            My dick flops to one side, overcome with depression. After a moment, I get up and walk to the window. Across the street, a row of project houses: a hundred pinhole cameras, all these lives. People eating, sleeping, crying, laughing. A lot of people having sex – good sex and bad sex; routine, pragmatic married sex; risky, embarrassing single sex. All of it, or most of it, set to the endless, unlimited modern soundtrack: the one good thing about this godless colostomy bag of a century, music, music, everywhere, all the time.

            I turn and walk into the living room. She’s standing there, naked in the pale light coming from the bedroom. She’s holding the turn-table arm in one hand and a tiny needle in the other. I don’t know enough about turn-tables to know if the arm is broken, or detachable. I suppose it must be at least a little tricky to operate in the dark after a few drinks. I turn on the lights, more than a little aggravated, ready to pounce.

            I start: ‘See, this is why…’

            But I stop, because she’s crying. By way of apology, I turn the lights back off. I walk over and put my arms around her, as she puts the pieces of the turntable down. I tell her it’s okay, that I like her, and that I admire how passionate she is about music. I tell her, ‘it’s okay, nothing’s flawless, this has been a pretty good first date.’ She relents, for a moment, leaning her head on my chest.

            She says, ‘I just wanted it to be perfect.’

            I tell her, ‘nothing’s perfect.’

            And she looks up at me, already pulling away, already talking more to herself than to me when she says, ‘I know. I hate it. I always have.’


© Benjamin Schachtman, 2014

Benjamin Schachtmanis an expatriate of Manhattan's Lower East Side. He is currently hiding out on the Carolina coast.
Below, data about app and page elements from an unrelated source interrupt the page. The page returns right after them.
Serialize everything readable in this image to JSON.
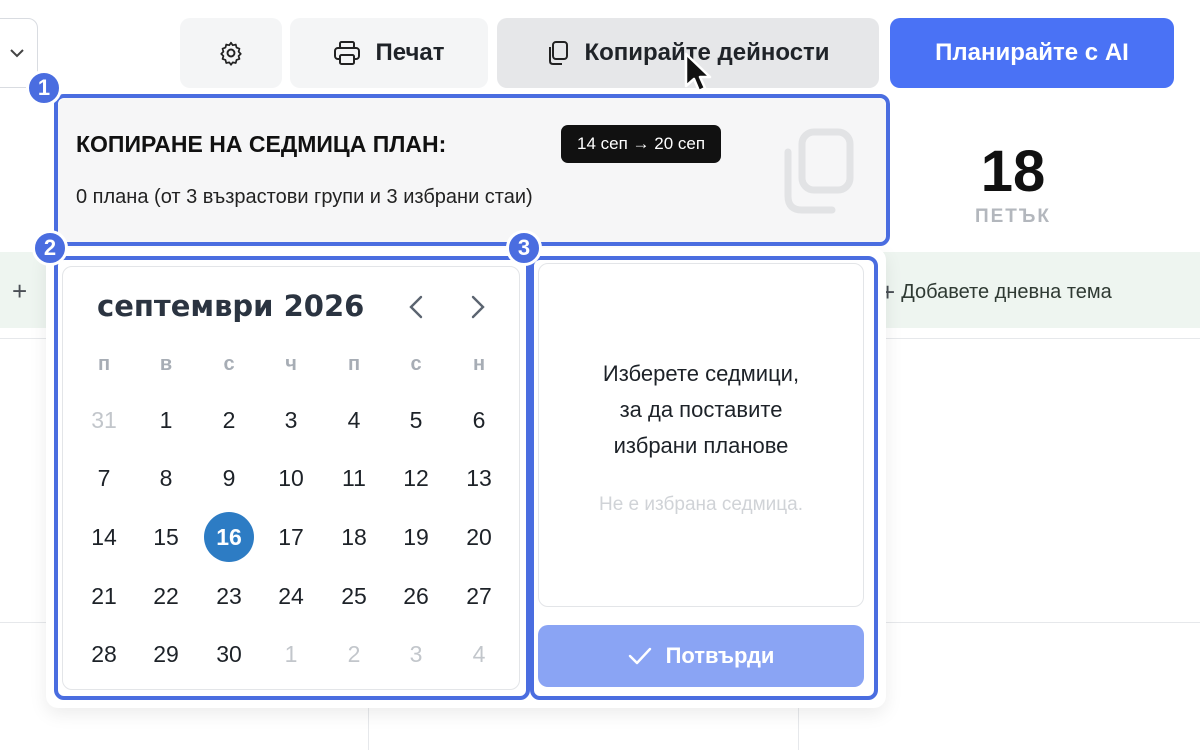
{
  "toolbar": {
    "print_label": "Печат",
    "copy_label": "Копирайте дейности",
    "ai_label": "Планирайте с AI"
  },
  "background": {
    "day_number": "18",
    "day_name": "ПЕТЪК",
    "add_theme_label": "Добавете дневна тема"
  },
  "markers": [
    "1",
    "2",
    "3"
  ],
  "copy_panel": {
    "title": "КОПИРАНЕ НА СЕДМИЦА ПЛАН:",
    "week_badge": "14 сеп → 20 сеп",
    "summary": "0 плана (от 3 възрастови групи и 3 избрани стаи)"
  },
  "calendar": {
    "month_label": "септември 2026",
    "weekdays": [
      "п",
      "в",
      "с",
      "ч",
      "п",
      "с",
      "н"
    ],
    "weeks": [
      [
        {
          "d": "31",
          "m": true
        },
        {
          "d": "1"
        },
        {
          "d": "2"
        },
        {
          "d": "3"
        },
        {
          "d": "4"
        },
        {
          "d": "5"
        },
        {
          "d": "6"
        }
      ],
      [
        {
          "d": "7"
        },
        {
          "d": "8"
        },
        {
          "d": "9"
        },
        {
          "d": "10"
        },
        {
          "d": "11"
        },
        {
          "d": "12"
        },
        {
          "d": "13"
        }
      ],
      [
        {
          "d": "14"
        },
        {
          "d": "15"
        },
        {
          "d": "16",
          "sel": true
        },
        {
          "d": "17"
        },
        {
          "d": "18"
        },
        {
          "d": "19"
        },
        {
          "d": "20"
        }
      ],
      [
        {
          "d": "21"
        },
        {
          "d": "22"
        },
        {
          "d": "23"
        },
        {
          "d": "24"
        },
        {
          "d": "25"
        },
        {
          "d": "26"
        },
        {
          "d": "27"
        }
      ],
      [
        {
          "d": "28"
        },
        {
          "d": "29"
        },
        {
          "d": "30"
        },
        {
          "d": "1",
          "m": true
        },
        {
          "d": "2",
          "m": true
        },
        {
          "d": "3",
          "m": true
        },
        {
          "d": "4",
          "m": true
        }
      ]
    ]
  },
  "week_select": {
    "prompt": "Изберете седмици,\nза да поставите\nизбрани планове",
    "empty_text": "Не е избрана седмица."
  },
  "confirm_label": "Потвърди",
  "colors": {
    "accent": "#4a6de0",
    "primary_button": "#4a72f5",
    "selected_day": "#2d7cc4",
    "confirm_disabled": "#8aa4f4"
  }
}
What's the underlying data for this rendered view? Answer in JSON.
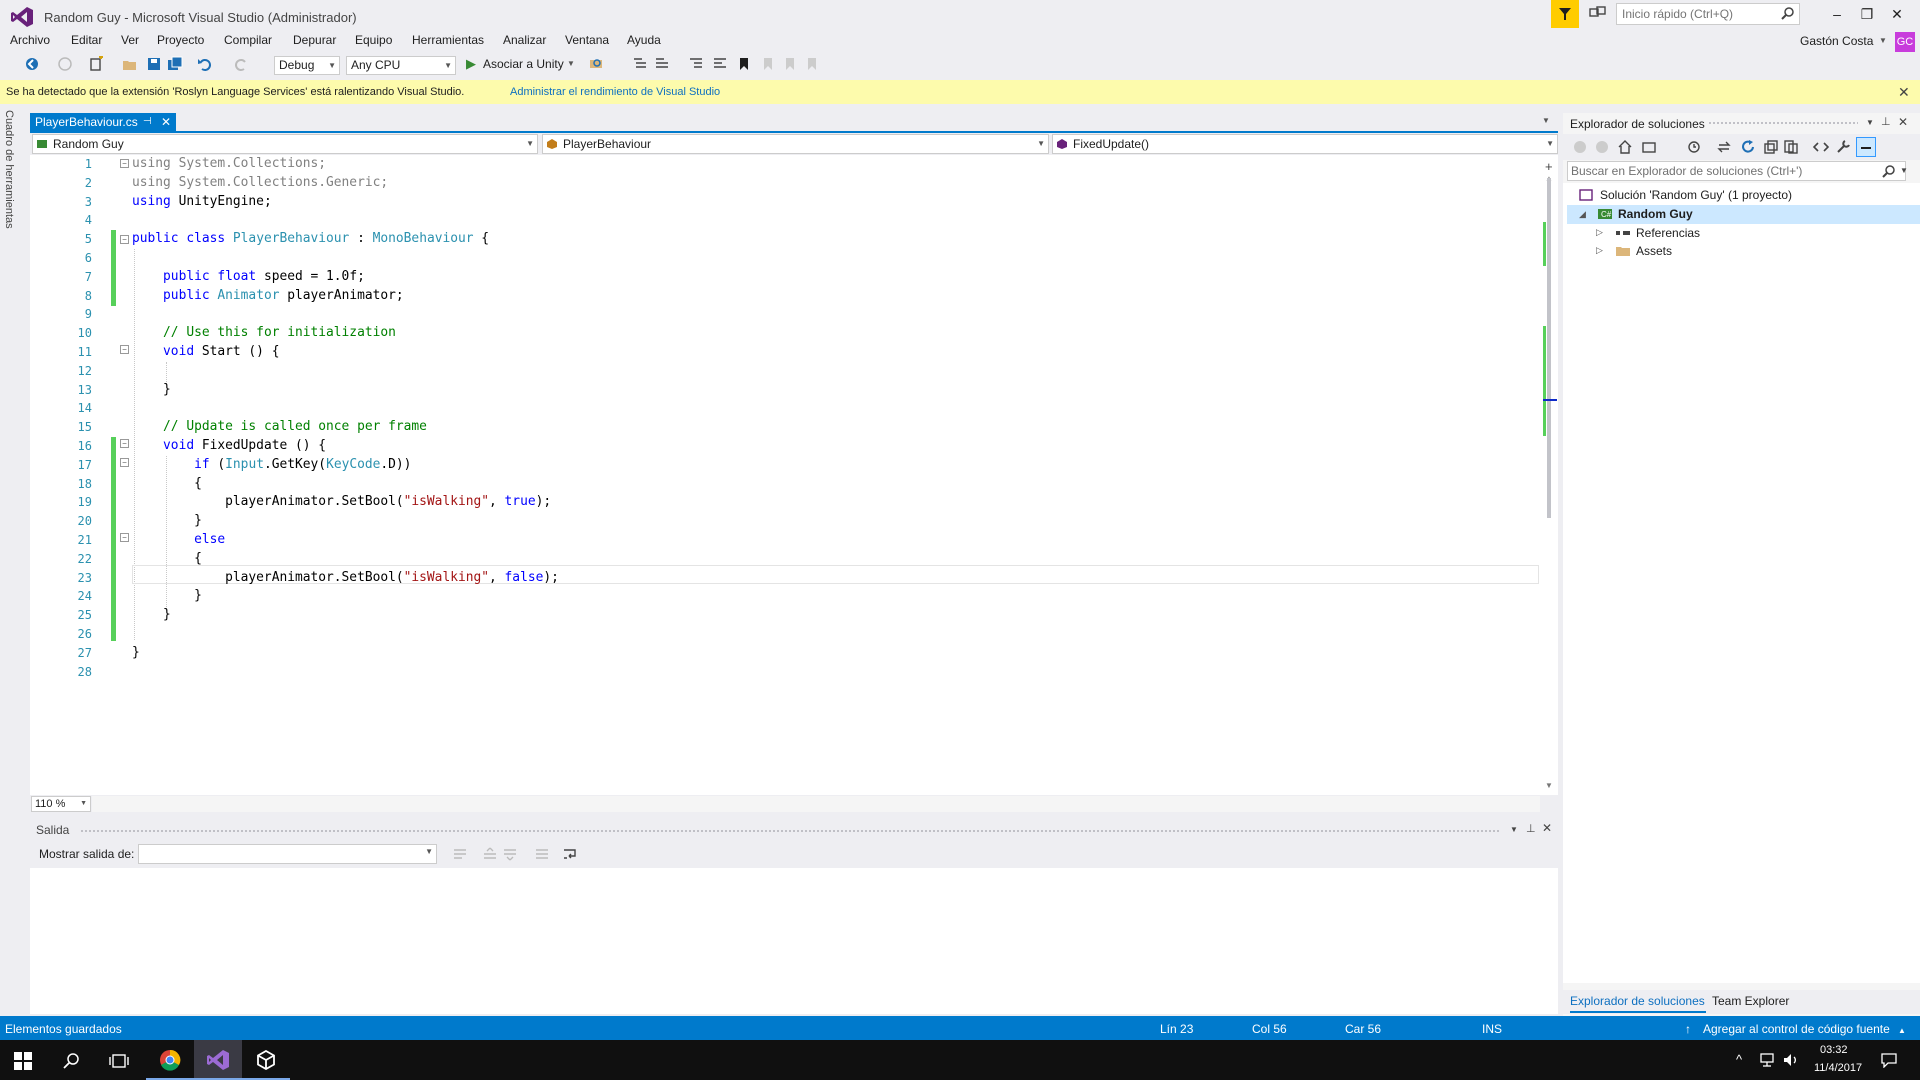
{
  "window": {
    "title": "Random Guy - Microsoft Visual Studio (Administrador)",
    "quick_launch_placeholder": "Inicio rápido (Ctrl+Q)",
    "minimize": "–",
    "maximize": "❐",
    "close": "✕"
  },
  "menu": [
    "Archivo",
    "Editar",
    "Ver",
    "Proyecto",
    "Compilar",
    "Depurar",
    "Equipo",
    "Herramientas",
    "Analizar",
    "Ventana",
    "Ayuda"
  ],
  "user": {
    "name": "Gastón Costa",
    "initials": "GC"
  },
  "toolbar": {
    "config": "Debug",
    "platform": "Any CPU",
    "attach": "Asociar a Unity"
  },
  "infobar": {
    "message": "Se ha detectado que la extensión 'Roslyn Language Services' está ralentizando Visual Studio.",
    "link": "Administrar el rendimiento de Visual Studio"
  },
  "toolbox_label": "Cuadro de herramientas",
  "editor": {
    "tab": "PlayerBehaviour.cs",
    "nav_project": "Random Guy",
    "nav_class": "PlayerBehaviour",
    "nav_member": "FixedUpdate()",
    "zoom": "110 %",
    "line_numbers": [
      "1",
      "2",
      "3",
      "4",
      "5",
      "6",
      "7",
      "8",
      "9",
      "10",
      "11",
      "12",
      "13",
      "14",
      "15",
      "16",
      "17",
      "18",
      "19",
      "20",
      "21",
      "22",
      "23",
      "24",
      "25",
      "26",
      "27",
      "28"
    ]
  },
  "output": {
    "title": "Salida",
    "show_label": "Mostrar salida de:"
  },
  "solution_explorer": {
    "title": "Explorador de soluciones",
    "search_placeholder": "Buscar en Explorador de soluciones (Ctrl+')",
    "solution": "Solución 'Random Guy' (1 proyecto)",
    "project": "Random Guy",
    "references": "Referencias",
    "assets": "Assets",
    "tab_solution": "Explorador de soluciones",
    "tab_team": "Team Explorer"
  },
  "status": {
    "message": "Elementos guardados",
    "line": "Lín 23",
    "col": "Col 56",
    "car": "Car 56",
    "mode": "INS",
    "source_control": "Agregar al control de código fuente"
  },
  "taskbar": {
    "time": "03:32",
    "date": "11/4/2017"
  },
  "colors": {
    "accent": "#007acc",
    "infobar": "#fdfbac",
    "change_bar": "#57d05a",
    "keyword": "#0000ff",
    "type": "#2b91af",
    "comment": "#008000",
    "string": "#a31515"
  }
}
His work has appeared here and there online - including the incomparable Slush Pile Magazine - and in print from Anobium, The Conium Review, the Bad Version, and in Dig Boston's new fiction series.

Solid States was read by Ryan Ervin on 6th August 2014